1. RGGI on the World Stage, Acadia Center, June 2017, available at: http://acadiacenter.staging.wpengine.com/document/rggi-on-the-world-stage/
2. The Regional Greenhouse Gas Initiative Status Report: Measuring Success, Acadia Center, July 2016, available at: http://acadiacenter.staging.wpengine.com/document/measuring-rggi-success/.
4. The Economic Impacts of the Regional Greenhouse Gas Initiative on Ten Northeast and Mid-Atlantic States, Paul Hibbard et al., Analysis Group, November 2011, available at: https://web.archive.org/web/20170313223228/http://www.analysisgroup.com/uploadedfiles/content/insights/publishing/economic_impact_rggi_report.pdf and The Economic Impacts of the Regional Greenhouse Gas Initiative on Nine Northeast and Mid-Atlantic States, July 2015, available at: https://web.archive.org/web/20170313223308/http://www.analysisgroup.com/uploadedfiles/content/insights/publishing/analysis_group_rggi_report_july_2015.pdf.
5. Analysis of the Public Health Impacts of the Regional Greenhouse Gas Initiative, 2009-2014, Michelle Manion et al., Abt Associates, January 2017, available at: http://abtassociates.com/RGGI.
Dan Sosland, President
Peter Shattuck, Director, Clean Energy Initiative
Northeastern states moving on carbon pricing
Peter Shattuck, director of clean energy initiatives for the regional environmental advocacy group Acadia Center, noted that it was a Republican governor, George Pataki of New York, who proposed RGGI in the face of environmental inaction from President George W. Bush.
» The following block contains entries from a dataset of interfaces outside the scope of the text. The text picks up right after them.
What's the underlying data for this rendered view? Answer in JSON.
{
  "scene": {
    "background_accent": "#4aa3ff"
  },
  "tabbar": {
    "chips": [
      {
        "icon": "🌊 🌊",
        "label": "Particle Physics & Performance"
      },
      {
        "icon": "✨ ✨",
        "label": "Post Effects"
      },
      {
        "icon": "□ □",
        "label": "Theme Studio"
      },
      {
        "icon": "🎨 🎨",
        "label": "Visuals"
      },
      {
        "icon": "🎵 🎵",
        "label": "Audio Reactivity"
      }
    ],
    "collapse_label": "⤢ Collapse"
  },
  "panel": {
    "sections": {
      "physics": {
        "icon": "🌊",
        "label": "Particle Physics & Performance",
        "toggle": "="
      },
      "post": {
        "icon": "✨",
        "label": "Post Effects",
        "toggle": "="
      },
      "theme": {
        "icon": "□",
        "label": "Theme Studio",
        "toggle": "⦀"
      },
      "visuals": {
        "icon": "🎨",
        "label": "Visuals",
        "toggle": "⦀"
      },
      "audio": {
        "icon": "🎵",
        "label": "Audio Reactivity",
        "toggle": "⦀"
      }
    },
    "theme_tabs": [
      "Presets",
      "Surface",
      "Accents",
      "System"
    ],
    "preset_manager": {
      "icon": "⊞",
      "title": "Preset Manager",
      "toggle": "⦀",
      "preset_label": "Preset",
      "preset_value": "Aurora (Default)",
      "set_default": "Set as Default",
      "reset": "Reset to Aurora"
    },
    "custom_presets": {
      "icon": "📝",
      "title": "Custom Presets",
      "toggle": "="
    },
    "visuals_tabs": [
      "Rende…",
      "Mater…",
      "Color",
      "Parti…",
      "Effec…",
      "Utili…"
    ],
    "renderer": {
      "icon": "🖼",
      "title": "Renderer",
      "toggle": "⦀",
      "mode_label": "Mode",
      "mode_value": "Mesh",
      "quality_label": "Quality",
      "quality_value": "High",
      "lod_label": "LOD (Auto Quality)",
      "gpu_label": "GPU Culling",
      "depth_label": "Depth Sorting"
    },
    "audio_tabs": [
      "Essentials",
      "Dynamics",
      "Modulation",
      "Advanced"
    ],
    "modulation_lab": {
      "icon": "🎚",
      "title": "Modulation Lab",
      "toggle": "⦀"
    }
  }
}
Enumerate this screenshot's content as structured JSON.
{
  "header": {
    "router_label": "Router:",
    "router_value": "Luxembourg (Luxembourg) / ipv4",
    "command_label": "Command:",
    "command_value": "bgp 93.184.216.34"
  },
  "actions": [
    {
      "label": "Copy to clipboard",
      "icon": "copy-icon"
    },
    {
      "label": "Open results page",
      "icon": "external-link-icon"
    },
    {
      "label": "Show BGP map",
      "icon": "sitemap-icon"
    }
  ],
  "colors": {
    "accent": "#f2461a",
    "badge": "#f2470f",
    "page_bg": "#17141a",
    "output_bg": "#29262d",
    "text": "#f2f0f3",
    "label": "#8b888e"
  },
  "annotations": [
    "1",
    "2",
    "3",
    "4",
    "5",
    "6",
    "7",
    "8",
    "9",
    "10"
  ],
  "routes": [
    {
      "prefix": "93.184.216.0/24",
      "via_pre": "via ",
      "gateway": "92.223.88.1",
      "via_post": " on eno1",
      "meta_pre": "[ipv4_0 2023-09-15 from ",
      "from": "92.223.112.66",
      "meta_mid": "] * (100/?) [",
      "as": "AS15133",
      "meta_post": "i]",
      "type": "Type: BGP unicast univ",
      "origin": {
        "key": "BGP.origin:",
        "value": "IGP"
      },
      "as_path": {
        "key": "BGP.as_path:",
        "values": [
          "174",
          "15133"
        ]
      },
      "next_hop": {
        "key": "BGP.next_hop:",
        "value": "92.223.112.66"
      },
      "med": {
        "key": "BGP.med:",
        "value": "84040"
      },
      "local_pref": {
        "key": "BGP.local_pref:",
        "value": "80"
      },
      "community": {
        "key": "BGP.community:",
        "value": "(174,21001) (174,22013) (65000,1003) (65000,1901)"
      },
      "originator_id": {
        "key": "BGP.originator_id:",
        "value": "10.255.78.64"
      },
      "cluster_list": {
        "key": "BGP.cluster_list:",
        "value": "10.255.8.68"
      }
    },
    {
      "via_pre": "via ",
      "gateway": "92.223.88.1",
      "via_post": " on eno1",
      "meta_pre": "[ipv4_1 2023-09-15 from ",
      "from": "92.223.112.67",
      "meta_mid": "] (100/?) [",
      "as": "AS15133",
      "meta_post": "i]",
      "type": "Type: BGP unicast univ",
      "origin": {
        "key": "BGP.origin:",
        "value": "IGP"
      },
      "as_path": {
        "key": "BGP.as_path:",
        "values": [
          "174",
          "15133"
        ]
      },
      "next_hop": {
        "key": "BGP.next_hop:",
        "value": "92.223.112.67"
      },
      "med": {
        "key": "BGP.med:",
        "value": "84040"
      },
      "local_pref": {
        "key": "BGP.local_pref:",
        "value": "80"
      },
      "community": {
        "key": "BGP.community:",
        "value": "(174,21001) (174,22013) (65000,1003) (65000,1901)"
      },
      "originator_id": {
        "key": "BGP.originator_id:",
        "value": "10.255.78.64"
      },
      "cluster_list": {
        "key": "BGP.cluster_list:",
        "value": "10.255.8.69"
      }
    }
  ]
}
Four of the region’s original seven RGGI signatories were Republicans.
“In a strange way – this may be one of the silver linings of the Trump administration,” he said. “As he guts every major climate policy that was put in place over the last eight years, there’s a need for governors in the region to step forward and show some leadership.”
Read the full article from Yale Climate Connections here.